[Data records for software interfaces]
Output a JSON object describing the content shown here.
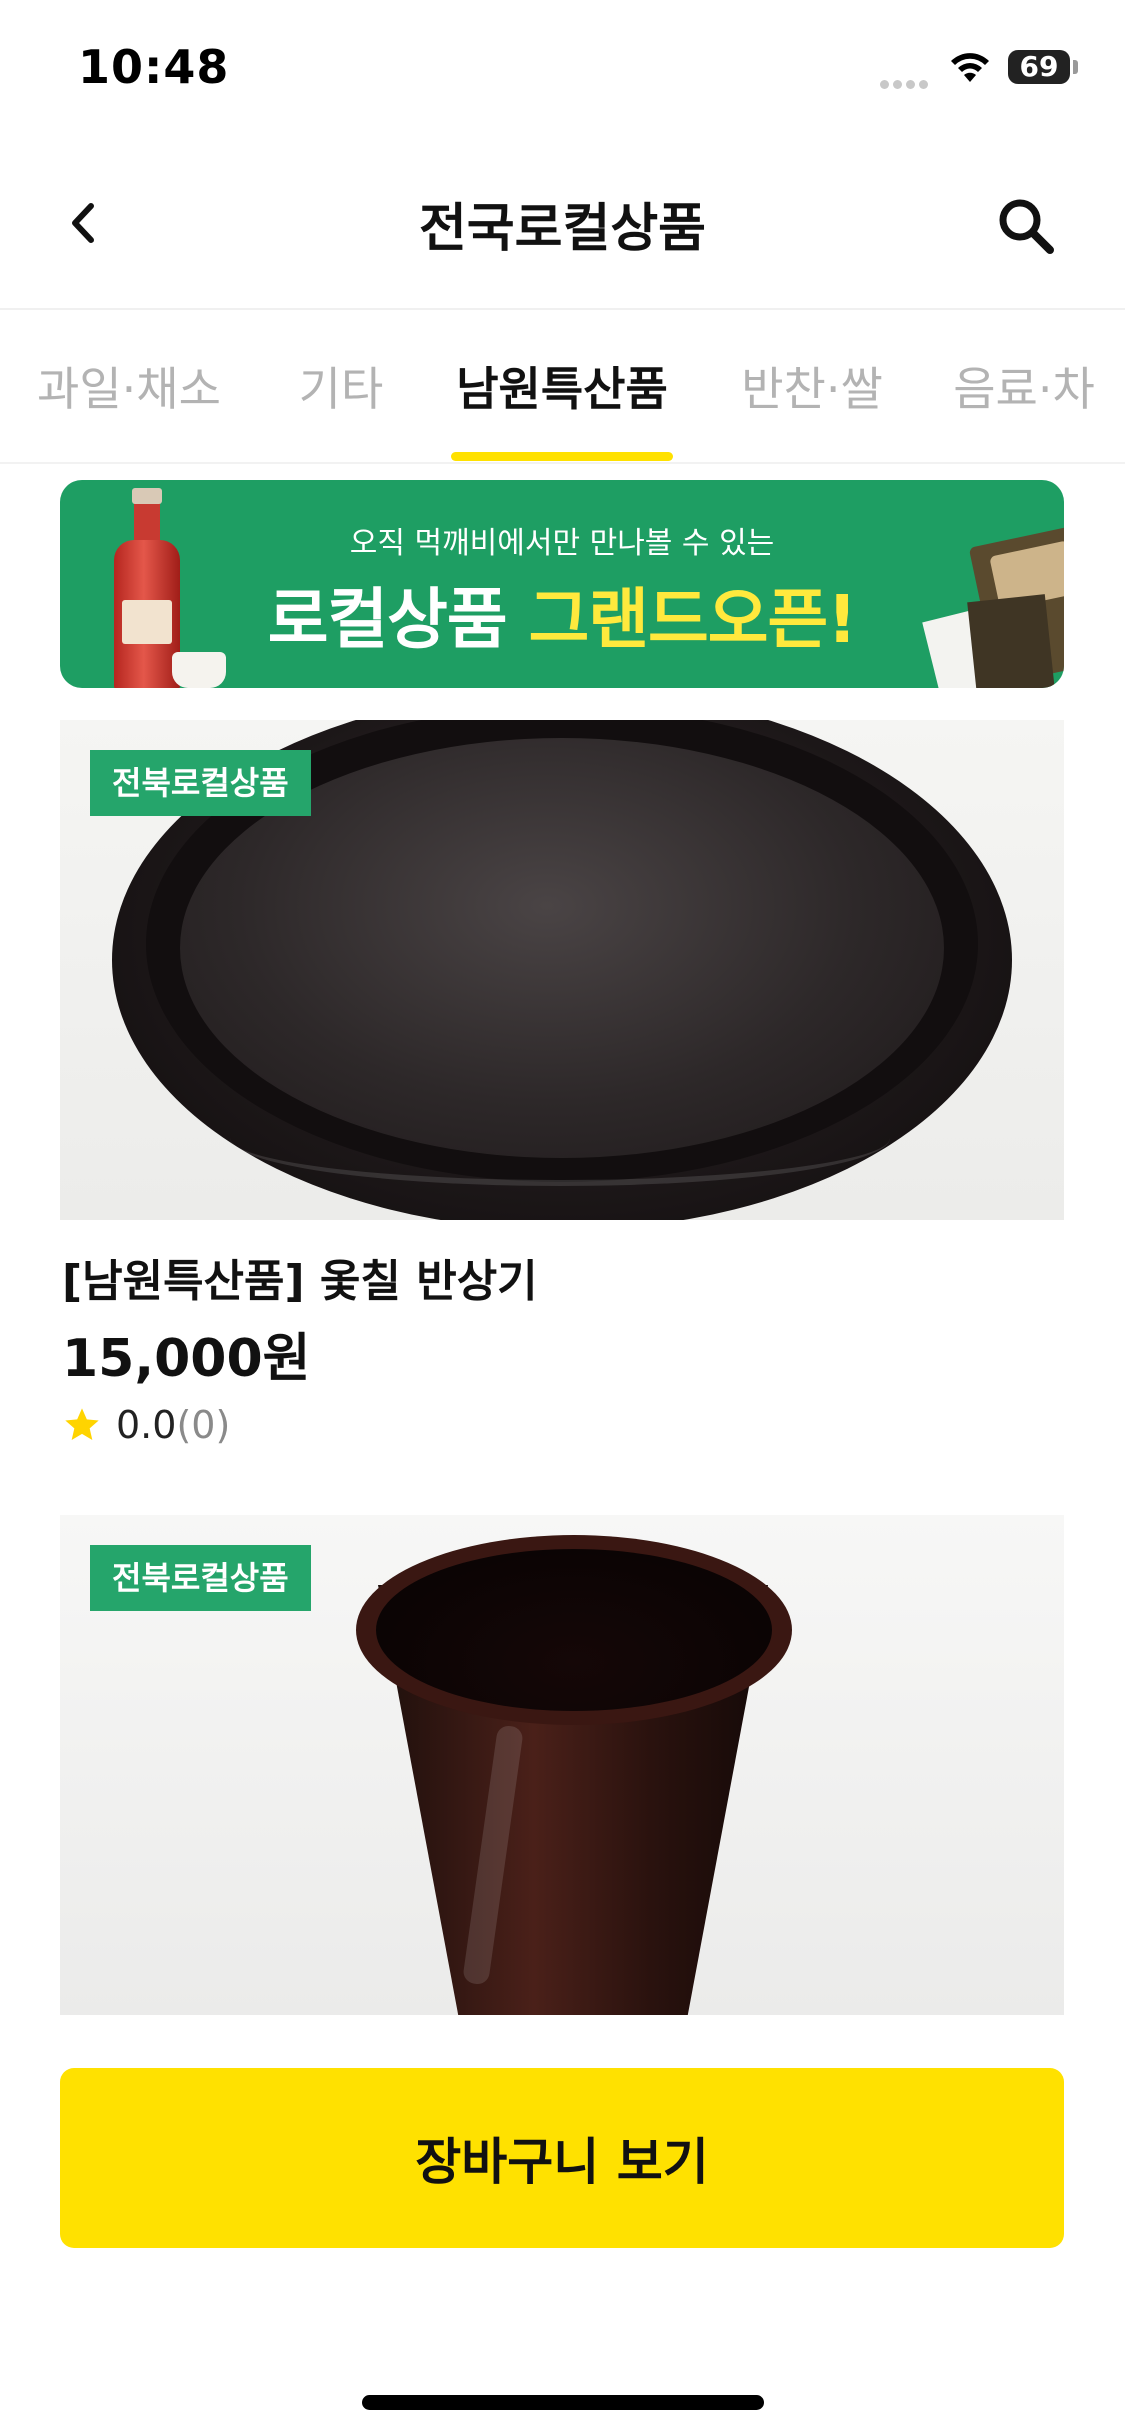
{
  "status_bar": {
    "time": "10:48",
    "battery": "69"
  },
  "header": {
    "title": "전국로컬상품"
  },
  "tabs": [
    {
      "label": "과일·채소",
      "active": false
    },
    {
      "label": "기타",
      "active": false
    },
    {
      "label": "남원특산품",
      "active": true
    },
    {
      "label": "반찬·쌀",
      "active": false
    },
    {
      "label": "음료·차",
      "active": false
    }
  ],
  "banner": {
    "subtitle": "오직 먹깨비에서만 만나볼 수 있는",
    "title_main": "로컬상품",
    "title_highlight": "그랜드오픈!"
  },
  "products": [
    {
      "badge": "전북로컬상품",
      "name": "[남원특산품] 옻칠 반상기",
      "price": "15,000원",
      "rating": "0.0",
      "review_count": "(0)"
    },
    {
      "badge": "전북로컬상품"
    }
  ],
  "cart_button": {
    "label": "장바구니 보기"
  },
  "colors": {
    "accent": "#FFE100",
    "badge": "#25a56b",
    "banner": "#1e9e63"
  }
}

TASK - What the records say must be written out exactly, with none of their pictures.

ANSWER SPACE -
Output a JSON object describing the content shown here.
{
  "status_bar": {
    "time": "10:48",
    "battery": "69"
  },
  "header": {
    "title": "전국로컬상품"
  },
  "tabs": [
    {
      "label": "과일·채소",
      "active": false
    },
    {
      "label": "기타",
      "active": false
    },
    {
      "label": "남원특산품",
      "active": true
    },
    {
      "label": "반찬·쌀",
      "active": false
    },
    {
      "label": "음료·차",
      "active": false
    }
  ],
  "banner": {
    "subtitle": "오직 먹깨비에서만 만나볼 수 있는",
    "title_main": "로컬상품",
    "title_highlight": "그랜드오픈!"
  },
  "products": [
    {
      "badge": "전북로컬상품",
      "name": "[남원특산품] 옻칠 반상기",
      "price": "15,000원",
      "rating": "0.0",
      "review_count": "(0)"
    },
    {
      "badge": "전북로컬상품"
    }
  ],
  "cart_button": {
    "label": "장바구니 보기"
  },
  "colors": {
    "accent": "#FFE100",
    "badge": "#25a56b",
    "banner": "#1e9e63"
  }
}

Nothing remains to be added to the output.